I read this post on Improvements in the Windows Explorer earlier today with quite a bit of excitement. There’s a lot to learn in here about the thought process that goes behind the Ribbon UI which was developed at Microsoft and is finally reaching the Explorer window. I, personally, welcome the changes and think it is great that they are exposing so many power features but with the ability to make the interface as minimal as needed for someone who won’t use them. As someone who’s getting into more UX design, particularly when it comes to Ribbon UI applications, this sort of stuff is invaluable.
Gruber mentioned it in an aside piece, pointing out that Apple and Microsoft are really diverging in terms of UI design1. This is certainly true when comparing the (still in Alpha) Windows 8 Explorer window with the UI changes in OSX Lion. While it is fair to argue that Microsoft’s UI is busy, I think Apple has gone a bit too far in the other direction. My largest gripe is that all the color has been removed from most icons, making it a bit harder to differentiate one gray square from another. The ribbon can be minimized in any Ribbon UI program—resulting in what are functionally just graphical menus. There is a tool (oddly, with a gray gear icon) in the Finder which is “Perform tasks with the selected item(s)” which generally accomplishes the same task. Of course, it is just a menu and limited to practical menus sizes (no different than a right-click contextual menu at all).
The Windows 7 Explorer dialog is similarly simple, with a menu-ish toolbar providing some context-sensitive tools along the top. This interface looks a bit like Internet Explorer 8, but that is still different enough to most Windows programs that I think many users just never got used to the controls. In IE, the main purpose is browsing. Hiding settings, etc. aren’t needed most of the time and I’d wager many users don’t even know about them. However, I think anyone using a file manager is often looking to do more than just browse those files.
Windows 8—assuming that many of these features don’t get stripped out or watered down by some larger committee (as has happened to Windows releases in the past; thus Vista)—seems to try to cater to both casual users by way of the collapsable Ribbon and even the Metro UI (which will prevent many users from even seeing the Explorer window) as well as to power users who think that reducing the number of clicks to show hidden items from five down to two is awesome. Trying to have it both ways may very well not work, as is too often the case.
But, right or wrong, the Finder in OSX Lion is still going to be nearly as lousy after Windows 8 as it was when OS X first launched2. At least the Windows team is willing to listen to criticism and make some drastic changes.
- Fair to point out that Gruber didn’t mention any criticism of either, though if I had to place money on where his preferences lie, I’d go with Apple. [↩]
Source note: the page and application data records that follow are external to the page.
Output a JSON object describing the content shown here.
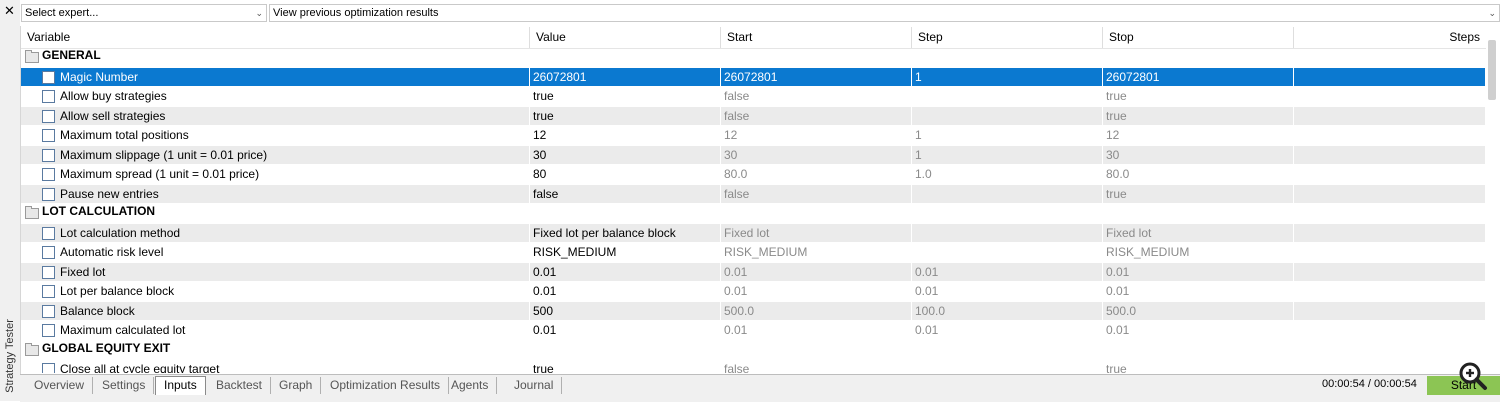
{
  "sidebar": {
    "close_icon": "✕",
    "label": "Strategy Tester"
  },
  "toolbar": {
    "expert_select": "Select expert...",
    "optimization_select": "View previous optimization results"
  },
  "grid": {
    "columns": [
      "Variable",
      "Value",
      "Start",
      "Step",
      "Stop",
      "Steps"
    ],
    "rows": [
      {
        "group": "GENERAL"
      },
      {
        "var": "Magic Number",
        "value": "26072801",
        "start": "26072801",
        "step": "1",
        "stop": "26072801",
        "steps": "",
        "selected": true
      },
      {
        "var": "Allow buy strategies",
        "value": "true",
        "start": "false",
        "step": "",
        "stop": "true",
        "steps": ""
      },
      {
        "var": "Allow sell strategies",
        "value": "true",
        "start": "false",
        "step": "",
        "stop": "true",
        "steps": ""
      },
      {
        "var": "Maximum total positions",
        "value": "12",
        "start": "12",
        "step": "1",
        "stop": "12",
        "steps": ""
      },
      {
        "var": "Maximum slippage (1 unit = 0.01 price)",
        "value": "30",
        "start": "30",
        "step": "1",
        "stop": "30",
        "steps": ""
      },
      {
        "var": "Maximum spread (1 unit = 0.01 price)",
        "value": "80",
        "start": "80.0",
        "step": "1.0",
        "stop": "80.0",
        "steps": ""
      },
      {
        "var": "Pause new entries",
        "value": "false",
        "start": "false",
        "step": "",
        "stop": "true",
        "steps": ""
      },
      {
        "group": "LOT CALCULATION"
      },
      {
        "var": "Lot calculation method",
        "value": "Fixed lot per balance block",
        "start": "Fixed lot",
        "step": "",
        "stop": "Fixed lot",
        "steps": ""
      },
      {
        "var": "Automatic risk level",
        "value": "RISK_MEDIUM",
        "start": "RISK_MEDIUM",
        "step": "",
        "stop": "RISK_MEDIUM",
        "steps": ""
      },
      {
        "var": "Fixed lot",
        "value": "0.01",
        "start": "0.01",
        "step": "0.01",
        "stop": "0.01",
        "steps": ""
      },
      {
        "var": "Lot per balance block",
        "value": "0.01",
        "start": "0.01",
        "step": "0.01",
        "stop": "0.01",
        "steps": ""
      },
      {
        "var": "Balance block",
        "value": "500",
        "start": "500.0",
        "step": "100.0",
        "stop": "500.0",
        "steps": ""
      },
      {
        "var": "Maximum calculated lot",
        "value": "0.01",
        "start": "0.01",
        "step": "0.01",
        "stop": "0.01",
        "steps": ""
      },
      {
        "group": "GLOBAL EQUITY EXIT"
      },
      {
        "var": "Close all at cycle equity target",
        "value": "true",
        "start": "false",
        "step": "",
        "stop": "true",
        "steps": ""
      }
    ]
  },
  "tabs": [
    {
      "label": "Overview",
      "active": false
    },
    {
      "label": "Settings",
      "active": false
    },
    {
      "label": "Inputs",
      "active": true
    },
    {
      "label": "Backtest",
      "active": false
    },
    {
      "label": "Graph",
      "active": false
    },
    {
      "label": "Optimization Results",
      "active": false
    },
    {
      "label": "Agents",
      "active": false
    },
    {
      "label": "Journal",
      "active": false
    }
  ],
  "status": {
    "timer": "00:00:54 / 00:00:54",
    "start_label": "Start"
  },
  "colors": {
    "selection": "#0b79d0",
    "start_button": "#8cc554",
    "alt_row": "#ebebeb"
  },
  "icons": {
    "close": "close-icon",
    "folder": "folder-icon",
    "zoom": "zoom-in-icon",
    "chevron": "chevron-down-icon"
  }
}
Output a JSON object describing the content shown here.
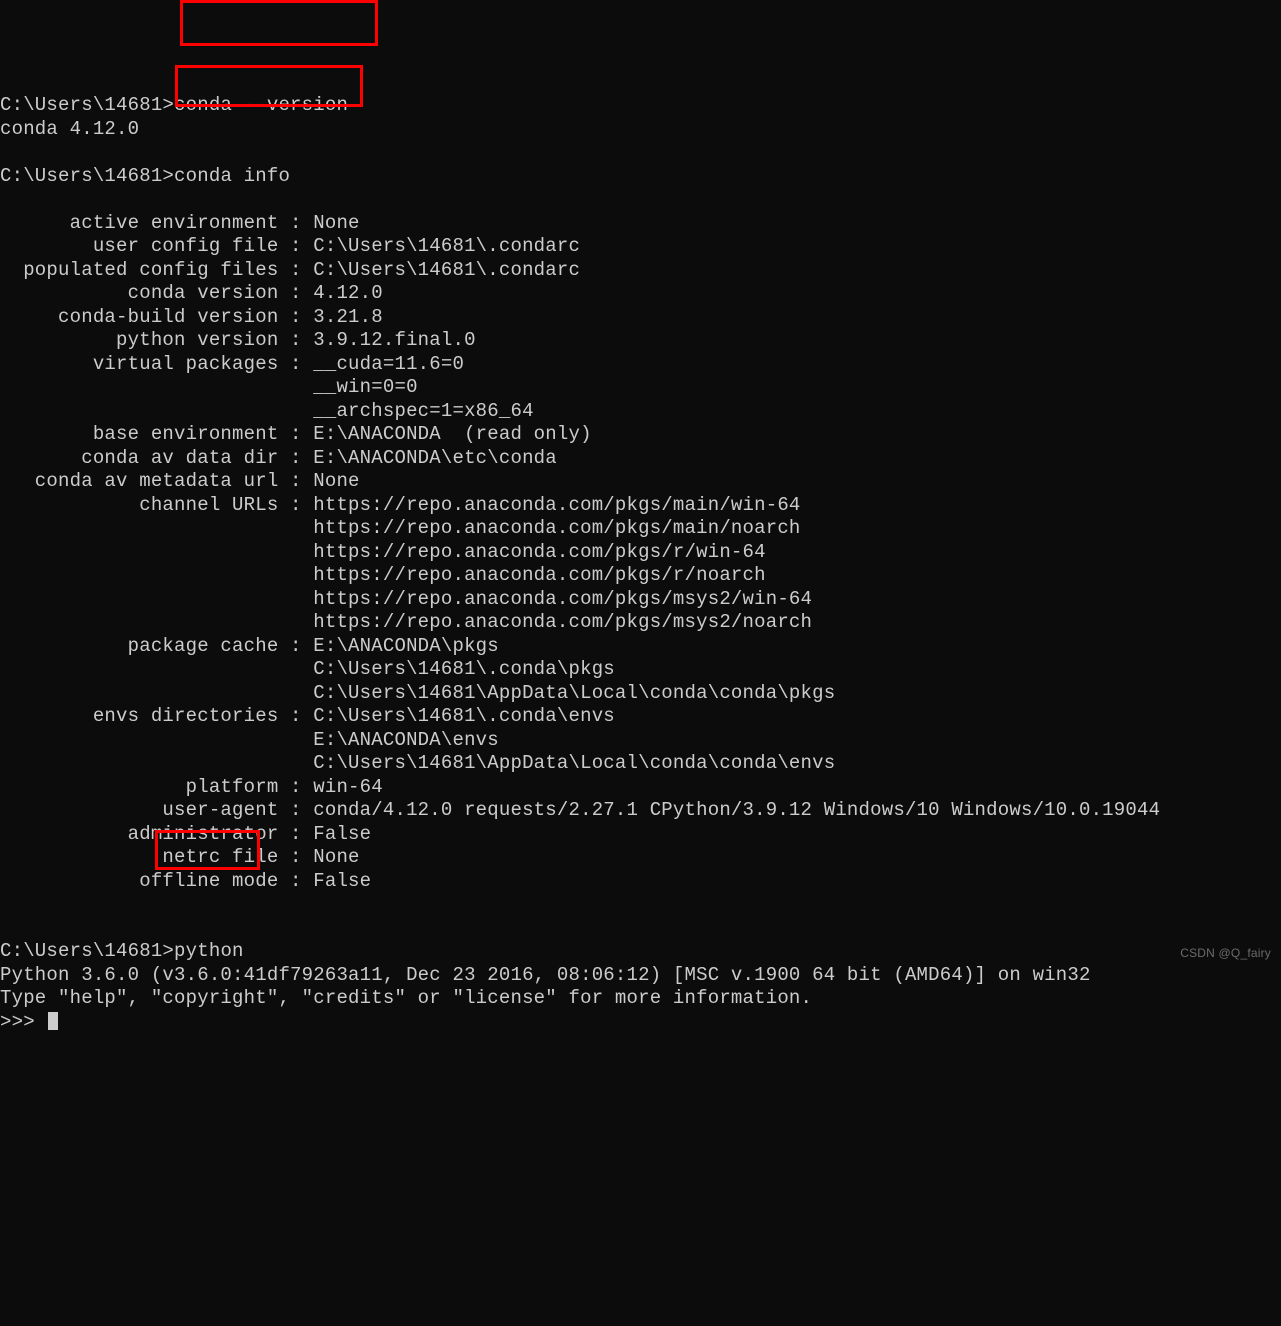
{
  "prompt1": {
    "path": "C:\\Users\\14681>",
    "command": "conda --version"
  },
  "output1": "conda 4.12.0",
  "prompt2": {
    "path": "C:\\Users\\14681>",
    "command": "conda info"
  },
  "info": {
    "rows": [
      {
        "label": "active environment",
        "value": "None"
      },
      {
        "label": "user config file",
        "value": "C:\\Users\\14681\\.condarc"
      },
      {
        "label": "populated config files",
        "value": "C:\\Users\\14681\\.condarc"
      },
      {
        "label": "conda version",
        "value": "4.12.0"
      },
      {
        "label": "conda-build version",
        "value": "3.21.8"
      },
      {
        "label": "python version",
        "value": "3.9.12.final.0"
      },
      {
        "label": "virtual packages",
        "value": "__cuda=11.6=0"
      },
      {
        "label": "",
        "value": "__win=0=0"
      },
      {
        "label": "",
        "value": "__archspec=1=x86_64"
      },
      {
        "label": "base environment",
        "value": "E:\\ANACONDA  (read only)"
      },
      {
        "label": "conda av data dir",
        "value": "E:\\ANACONDA\\etc\\conda"
      },
      {
        "label": "conda av metadata url",
        "value": "None"
      },
      {
        "label": "channel URLs",
        "value": "https://repo.anaconda.com/pkgs/main/win-64"
      },
      {
        "label": "",
        "value": "https://repo.anaconda.com/pkgs/main/noarch"
      },
      {
        "label": "",
        "value": "https://repo.anaconda.com/pkgs/r/win-64"
      },
      {
        "label": "",
        "value": "https://repo.anaconda.com/pkgs/r/noarch"
      },
      {
        "label": "",
        "value": "https://repo.anaconda.com/pkgs/msys2/win-64"
      },
      {
        "label": "",
        "value": "https://repo.anaconda.com/pkgs/msys2/noarch"
      },
      {
        "label": "package cache",
        "value": "E:\\ANACONDA\\pkgs"
      },
      {
        "label": "",
        "value": "C:\\Users\\14681\\.conda\\pkgs"
      },
      {
        "label": "",
        "value": "C:\\Users\\14681\\AppData\\Local\\conda\\conda\\pkgs"
      },
      {
        "label": "envs directories",
        "value": "C:\\Users\\14681\\.conda\\envs"
      },
      {
        "label": "",
        "value": "E:\\ANACONDA\\envs"
      },
      {
        "label": "",
        "value": "C:\\Users\\14681\\AppData\\Local\\conda\\conda\\envs"
      },
      {
        "label": "platform",
        "value": "win-64"
      },
      {
        "label": "user-agent",
        "value": "conda/4.12.0 requests/2.27.1 CPython/3.9.12 Windows/10 Windows/10.0.19044"
      },
      {
        "label": "administrator",
        "value": "False"
      },
      {
        "label": "netrc file",
        "value": "None"
      },
      {
        "label": "offline mode",
        "value": "False"
      }
    ],
    "label_width": 24
  },
  "prompt3": {
    "path": "C:\\Users\\14681>",
    "command": "python"
  },
  "python_banner": [
    "Python 3.6.0 (v3.6.0:41df79263a11, Dec 23 2016, 08:06:12) [MSC v.1900 64 bit (AMD64)] on win32",
    "Type \"help\", \"copyright\", \"credits\" or \"license\" for more information."
  ],
  "python_prompt": ">>> ",
  "watermark": "CSDN @Q_fairy"
}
- There seem to be nearly as many Finder replacements for OS X as there are Explorer replacement/add-ons for Windows. However, the popularity of the $40 Path Finder really suggests how cumbersome Finder can be. [↩]